Our Theatre is the first professional modern theater company based in the southern city of Chiayi. Every year, they produce at least one adaption of a classic Western play, performed in Taiwanese. They aim to interest people in the Taiwanese language, help people understand and accept it, and prevent its disappearance.
Jhao-Cian Wang, the director, began getting involved in theater in high school, and recalls having to travel to Taichung and Kaohsiung to see plays. He, and friends from the high school's theater club, founded the company when Wang was 18, in 2003; it has made its home in the Chiayi Performing Arts Center since. At first, the group were all students, who performed collaborative shows, mostly based on their lives and their academic training in performance arts.
However, in 2009, they felt this wasn't providing enough inspiration for performance, and began performing classical plays from the East and West. They have continued to do this in experimental styles and free adaption to allow them to resonate with ordinary Taiwanese people.
For instance, "Kim Suí Tshī-Bóo (Kim Sui Raises a Wife)," an adaption of a French play by Molière, was influenced by medicine adverts on the radio. On the other hand, their version of the story of the Spider Maidens, a folk story from Tainan, turned into "Siânn-Tshī Luân-Ko Tsìn-Hîng-Khiok (The March of City Romance)," a multi-generational love story.
Focusing on comedies, their productions have so far encompassed Shakespeare, with "Juáh-Thinn Hâm-Bîn (Dog Days and Daydreams)," an adaption of his romantic comedy "A Midsummer Night's Dream." They then adapted "Ubu Roi," a proto-Dada, proto-Surrealist work by Alfred Jarry. They have also created a version of Shakespeare's blood-soaked tragedy of ambition, titled "Macbeth: Paint it Black!"
"Macbeth: Paint it Black!" was a collaboration with Japanese playwright Show Ryuzanji, who previously adapted the play in 1988 by using the Vietnam War as a backdrop. In 2016, he arrived in Taiwan and decided to collaborate on a feminist version of the play, infused with the flavors of Chiayi.

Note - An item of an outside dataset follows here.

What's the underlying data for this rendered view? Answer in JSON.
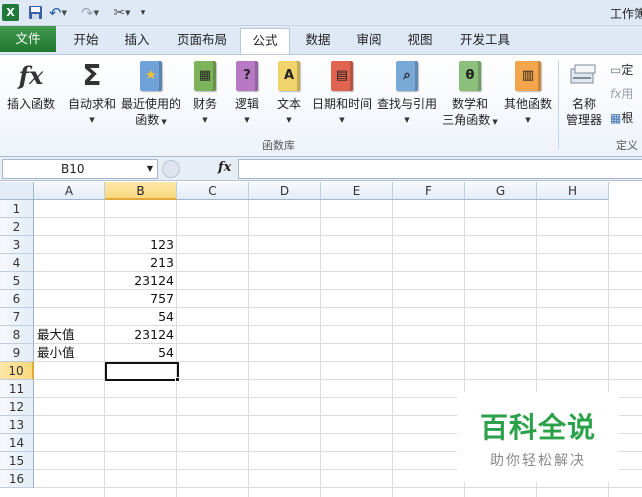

The play is not only wholly written in Taiwanese, but adapted into a more vernacular register. It also includes dance and martial arts, and after the bloody conclusion, the whole cast promises a ray of hope by singing "I Have a Dream" together. The cast of almost 30 spent weeks practicing, which paid off when the play went to the Si-biu International Theatre Festival in Romania, one of Europe's largest theater festivals. In fact, Our Theatre was the first Taiwanese group to perform there.
The group doesn't just put on plays, however. Every summer since 2009, they have organized their Grasstraw Festival, hosting performances in Chiayi's performing arts centers and giving young actors a chance to show their stuff. The event now last for two weeks and includes lectures and artistic activities. Dozens of groups meet in Chiayi, and the festival attracts 5,000 visitors. In addition, Our Theatre organises winter training courses for aspiring actors and actresses, culminating in a group performance held at Grasstraw.
Our Theatre is not only popular but also avant-garde, faithful to Chiayi, and open to influences from around the world. It will make its next international experience with "The Delusion of Home" as part of the Taiwanese showcase at Edinburgh Festival Fringe 2018.